The People’s Republic of China is currently the seventh largest economy in the world and is projected to be the largest economy by 2050. Commensurate with its growing economic power, the PRC is using its political power more frequently on the world stage. As a result of these changes, interest in China and its legal system is growing among attorneys and academics. International law librarians similarly are seeing more researchers interested in China, its laws and economy. The principal language of China, Mandarin Chinese, is considered a difficult language to learn. The Foreign Service Institute has rated Mandarin as “exceptionally difficult for English speakers to learn.” Busy professionals such as law librarians find it very difficult to learn additional languages despite their usefulness in their careers.
I have drafted this annotated bibliography of self-study materials on Mandarin Chinese for the busy international law librarian. While a formal language course may not be possible, some time for self-study may be available. The materials in this bibliography were identified for their usefulness to the self-learner of Mandarin.
"Mandarin Chinese: An Annotated Bibliography of Self- Study Materials,"

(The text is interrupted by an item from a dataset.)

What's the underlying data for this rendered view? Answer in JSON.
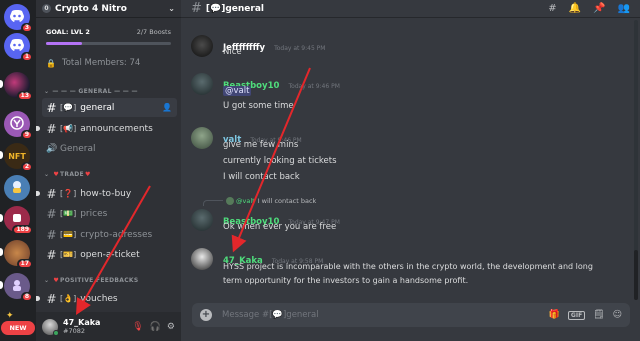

International Journal of Legal Information:
3, Article 9.
Available at: http://scholarship.law.cornell.edu/ijli/vol35/iss3/9